Spelunking in a cave, traipsing through a forest and eating with the fishes. Visitors to Munford Elementary School can do all three before even entering a classroom.
The thematic school includes a lobby designed to look like a cave, a hallway with life-sized tree replicas and a cafeteria with murals of the Talladega National Forest and a 250-gallon aquarium. The hallways are decorated with more than $250,000 in donated interactive displays.
The school sits at the foot of Mount Cheaha, Alabama’s highest point, on a 130-acre campus along with Munford Middle and High schools. While the schools’ interiors are inspired by the outdoors, the school grounds also draw teachers and students outside.
“We’re just trying to encourage kids to get off their laptops and phones and do some stuff outside,” said Johnny Ponder, a Talladega County School Board member. “If you give a second- or third-grader a choice between an iPad or a mud hole full of frogs, they’re going to choose that mud hole 99 percent of the time. I believe teachers across Alabama are hungry for stuff like this. They’re just as tired of four walls and a chalkboard and desks as the kids are.”
Ponder was integral in developing the forestry-themed school campus, which now includes 12 outdoor classrooms, amphitheater, nature trail, longleaf pine stand, low ropes course, greenhouse, fish pond, frog pond, five-tier wetland, butterfly gardens, blue bird trail and an aquaculture facility.
“My favorite project was in my aquaculture class,” said Munford High School senior Abby White. “We created a hydroponic system where we made plants grow without using any soil. It was pretty cool. People will always ask how much it costs to come to this school, and they’re amazed when I tell them it doesn’t cost anything because it’s a public school.”
White hopes to study physical therapy after graduating but said she’s considering a minor in a wildlife-related field because of her time at Munford.
Agriscience teacher Carey Adams said he’s seen other students who also consider different careers because of classroom experiences.
“A lot of kids didn’t think they’d be interested in agriculture, but with everything we can do here with the greenhouse and our shop, it starts to change students’ minds,” Adams said. “They think about going to Auburn University, Alabama A&M University or Mississippi State University to study agriculture or natural resources.”
Munford science resource teacher Kimberly Murray said she’s proud of the commitment from Munford residents and businesses that has built an innovative solution for teaching students the Alabama course of study.
“This is a collaboration of an entire community coming together to teach kids more about the outdoors and agriculture,” Murray said. “The community does so much for these kids and the schools, and we want to teach them to give back to the community as well.”
The Talladega County Farmers Federation is one of the school’s community partners. The group donated fish for the fish pond before the school’s Farm Day event in May 2016, and board member Justin Lackey showed students new tractors at the Snead Ag booth.
“Some of these kids have never been this close to a tractor before,” said Lackey, store manager for Snead Ag. “The Talladega County Farmers Federation is getting involved with schools because we know kids are the future.”

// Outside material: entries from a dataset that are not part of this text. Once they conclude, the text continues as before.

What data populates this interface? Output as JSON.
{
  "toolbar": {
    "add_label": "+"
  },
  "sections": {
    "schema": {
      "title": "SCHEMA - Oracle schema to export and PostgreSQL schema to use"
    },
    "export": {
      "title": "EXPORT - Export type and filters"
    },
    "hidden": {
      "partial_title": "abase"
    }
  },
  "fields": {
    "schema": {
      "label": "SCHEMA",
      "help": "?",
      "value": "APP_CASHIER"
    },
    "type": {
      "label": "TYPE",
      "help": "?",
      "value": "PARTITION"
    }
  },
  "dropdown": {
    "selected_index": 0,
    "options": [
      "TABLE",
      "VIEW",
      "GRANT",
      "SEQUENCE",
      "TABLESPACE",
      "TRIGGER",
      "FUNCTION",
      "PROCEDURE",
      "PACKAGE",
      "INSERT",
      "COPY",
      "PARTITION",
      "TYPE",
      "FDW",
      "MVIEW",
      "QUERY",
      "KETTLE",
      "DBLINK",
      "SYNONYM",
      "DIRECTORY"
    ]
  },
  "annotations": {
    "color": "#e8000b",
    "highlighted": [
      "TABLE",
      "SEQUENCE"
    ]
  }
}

For Ponder, the schools help emphasize a sense of pride in students as they learn to care for the unique natural resources and environment of Talladega County, including the national forest.
“It’s built a better attitude in students,” he said. “We have better sports teams. Teachers are happier. Discipline issues have gone down and grades go up. I think natural resource conservation education should be the hub of all education because everything can be taught from it. And maybe one of these days that will happen, and we can say that it started in Munford.
For video of the school, search for “No Child Stays Inside” on YouTube, or watch clips from an episode of Simply Southern at SimplySouthernTV.net.